[Source data Boundary: Start]
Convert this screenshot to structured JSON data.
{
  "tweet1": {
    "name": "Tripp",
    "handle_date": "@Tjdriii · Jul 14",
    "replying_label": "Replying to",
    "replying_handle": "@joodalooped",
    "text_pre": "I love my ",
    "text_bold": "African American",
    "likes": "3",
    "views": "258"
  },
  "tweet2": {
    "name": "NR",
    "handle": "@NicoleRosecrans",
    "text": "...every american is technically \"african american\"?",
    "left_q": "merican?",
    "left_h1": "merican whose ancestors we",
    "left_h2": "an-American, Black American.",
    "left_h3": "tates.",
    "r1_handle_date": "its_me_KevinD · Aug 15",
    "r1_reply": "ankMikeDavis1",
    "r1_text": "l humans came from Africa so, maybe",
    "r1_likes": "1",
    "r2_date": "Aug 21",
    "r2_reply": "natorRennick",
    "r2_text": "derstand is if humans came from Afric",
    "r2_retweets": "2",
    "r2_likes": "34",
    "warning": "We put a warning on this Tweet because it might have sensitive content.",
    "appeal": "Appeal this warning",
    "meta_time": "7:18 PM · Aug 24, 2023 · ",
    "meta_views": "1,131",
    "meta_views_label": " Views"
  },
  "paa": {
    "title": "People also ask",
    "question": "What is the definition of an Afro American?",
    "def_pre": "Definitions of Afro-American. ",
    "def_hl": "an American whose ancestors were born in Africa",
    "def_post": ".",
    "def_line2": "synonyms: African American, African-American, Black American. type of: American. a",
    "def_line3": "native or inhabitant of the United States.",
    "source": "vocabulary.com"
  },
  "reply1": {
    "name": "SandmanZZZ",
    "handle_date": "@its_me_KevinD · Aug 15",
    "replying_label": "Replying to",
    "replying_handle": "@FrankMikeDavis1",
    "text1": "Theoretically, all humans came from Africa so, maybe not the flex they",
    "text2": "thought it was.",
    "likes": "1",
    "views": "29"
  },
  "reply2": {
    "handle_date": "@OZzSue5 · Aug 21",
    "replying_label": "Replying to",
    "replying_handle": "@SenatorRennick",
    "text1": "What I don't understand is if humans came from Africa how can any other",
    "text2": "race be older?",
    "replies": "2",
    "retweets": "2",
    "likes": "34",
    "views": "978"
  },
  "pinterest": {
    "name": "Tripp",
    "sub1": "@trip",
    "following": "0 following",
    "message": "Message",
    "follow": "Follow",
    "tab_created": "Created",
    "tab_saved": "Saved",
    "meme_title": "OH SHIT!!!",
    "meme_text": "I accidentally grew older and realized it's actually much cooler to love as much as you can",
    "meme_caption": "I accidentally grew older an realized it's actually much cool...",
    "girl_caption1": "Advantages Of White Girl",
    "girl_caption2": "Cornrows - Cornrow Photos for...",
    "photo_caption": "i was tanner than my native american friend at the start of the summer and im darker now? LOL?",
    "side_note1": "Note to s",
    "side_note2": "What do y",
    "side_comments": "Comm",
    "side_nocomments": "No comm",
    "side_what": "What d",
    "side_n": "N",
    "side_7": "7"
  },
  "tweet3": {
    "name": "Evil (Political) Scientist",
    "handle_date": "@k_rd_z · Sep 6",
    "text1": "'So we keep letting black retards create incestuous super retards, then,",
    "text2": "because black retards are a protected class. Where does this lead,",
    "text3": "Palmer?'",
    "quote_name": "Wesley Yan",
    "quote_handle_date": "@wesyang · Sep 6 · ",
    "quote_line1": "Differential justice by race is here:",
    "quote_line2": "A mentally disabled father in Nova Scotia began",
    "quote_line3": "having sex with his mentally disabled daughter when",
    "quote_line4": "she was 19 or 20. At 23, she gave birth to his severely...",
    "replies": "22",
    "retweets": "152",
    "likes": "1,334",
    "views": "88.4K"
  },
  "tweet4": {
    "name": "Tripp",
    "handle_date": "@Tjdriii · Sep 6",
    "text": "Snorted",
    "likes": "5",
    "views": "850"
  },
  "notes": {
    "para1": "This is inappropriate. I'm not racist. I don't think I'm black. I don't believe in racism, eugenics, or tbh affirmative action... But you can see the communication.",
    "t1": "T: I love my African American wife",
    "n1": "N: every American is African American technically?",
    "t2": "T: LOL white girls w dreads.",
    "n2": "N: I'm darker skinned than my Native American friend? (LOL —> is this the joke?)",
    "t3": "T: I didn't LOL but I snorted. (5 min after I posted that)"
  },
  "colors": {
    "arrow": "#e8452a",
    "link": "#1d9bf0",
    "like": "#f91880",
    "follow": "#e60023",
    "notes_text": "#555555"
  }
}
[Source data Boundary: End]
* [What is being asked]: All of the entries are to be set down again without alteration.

* [Written response]:
Convert this screenshot to structured JSON data.
{
  "tweet1": {
    "name": "Tripp",
    "handle_date": "@Tjdriii · Jul 14",
    "replying_label": "Replying to",
    "replying_handle": "@joodalooped",
    "text_pre": "I love my ",
    "text_bold": "African American",
    "likes": "3",
    "views": "258"
  },
  "tweet2": {
    "name": "NR",
    "handle": "@NicoleRosecrans",
    "text": "...every american is technically \"african american\"?",
    "left_q": "merican?",
    "left_h1": "merican whose ancestors we",
    "left_h2": "an-American, Black American.",
    "left_h3": "tates.",
    "r1_handle_date": "its_me_KevinD · Aug 15",
    "r1_reply": "ankMikeDavis1",
    "r1_text": "l humans came from Africa so, maybe",
    "r1_likes": "1",
    "r2_date": "Aug 21",
    "r2_reply": "natorRennick",
    "r2_text": "derstand is if humans came from Afric",
    "r2_retweets": "2",
    "r2_likes": "34",
    "warning": "We put a warning on this Tweet because it might have sensitive content.",
    "appeal": "Appeal this warning",
    "meta_time": "7:18 PM · Aug 24, 2023 · ",
    "meta_views": "1,131",
    "meta_views_label": " Views"
  },
  "paa": {
    "title": "People also ask",
    "question": "What is the definition of an Afro American?",
    "def_pre": "Definitions of Afro-American. ",
    "def_hl": "an American whose ancestors were born in Africa",
    "def_post": ".",
    "def_line2": "synonyms: African American, African-American, Black American. type of: American. a",
    "def_line3": "native or inhabitant of the United States.",
    "source": "vocabulary.com"
  },
  "reply1": {
    "name": "SandmanZZZ",
    "handle_date": "@its_me_KevinD · Aug 15",
    "replying_label": "Replying to",
    "replying_handle": "@FrankMikeDavis1",
    "text1": "Theoretically, all humans came from Africa so, maybe not the flex they",
    "text2": "thought it was.",
    "likes": "1",
    "views": "29"
  },
  "reply2": {
    "handle_date": "@OZzSue5 · Aug 21",
    "replying_label": "Replying to",
    "replying_handle": "@SenatorRennick",
    "text1": "What I don't understand is if humans came from Africa how can any other",
    "text2": "race be older?",
    "replies": "2",
    "retweets": "2",
    "likes": "34",
    "views": "978"
  },
  "pinterest": {
    "name": "Tripp",
    "sub1": "@trip",
    "following": "0 following",
    "message": "Message",
    "follow": "Follow",
    "tab_created": "Created",
    "tab_saved": "Saved",
    "meme_title": "OH SHIT!!!",
    "meme_text": "I accidentally grew older and realized it's actually much cooler to love as much as you can",
    "meme_caption": "I accidentally grew older an realized it's actually much cool...",
    "girl_caption1": "Advantages Of White Girl",
    "girl_caption2": "Cornrows - Cornrow Photos for...",
    "photo_caption": "i was tanner than my native american friend at the start of the summer and im darker now? LOL?",
    "side_note1": "Note to s",
    "side_note2": "What do y",
    "side_comments": "Comm",
    "side_nocomments": "No comm",
    "side_what": "What d",
    "side_n": "N",
    "side_7": "7"
  },
  "tweet3": {
    "name": "Evil (Political) Scientist",
    "handle_date": "@k_rd_z · Sep 6",
    "text1": "'So we keep letting black retards create incestuous super retards, then,",
    "text2": "because black retards are a protected class. Where does this lead,",
    "text3": "Palmer?'",
    "quote_name": "Wesley Yan",
    "quote_handle_date": "@wesyang · Sep 6 · ",
    "quote_line1": "Differential justice by race is here:",
    "quote_line2": "A mentally disabled father in Nova Scotia began",
    "quote_line3": "having sex with his mentally disabled daughter when",
    "quote_line4": "she was 19 or 20. At 23, she gave birth to his severely...",
    "replies": "22",
    "retweets": "152",
    "likes": "1,334",
    "views": "88.4K"
  },
  "tweet4": {
    "name": "Tripp",
    "handle_date": "@Tjdriii · Sep 6",
    "text": "Snorted",
    "likes": "5",
    "views": "850"
  },
  "notes": {
    "para1": "This is inappropriate. I'm not racist. I don't think I'm black. I don't believe in racism, eugenics, or tbh affirmative action... But you can see the communication.",
    "t1": "T: I love my African American wife",
    "n1": "N: every American is African American technically?",
    "t2": "T: LOL white girls w dreads.",
    "n2": "N: I'm darker skinned than my Native American friend? (LOL —> is this the joke?)",
    "t3": "T: I didn't LOL but I snorted. (5 min after I posted that)"
  },
  "colors": {
    "arrow": "#e8452a",
    "link": "#1d9bf0",
    "like": "#f91880",
    "follow": "#e60023",
    "notes_text": "#555555"
  }
}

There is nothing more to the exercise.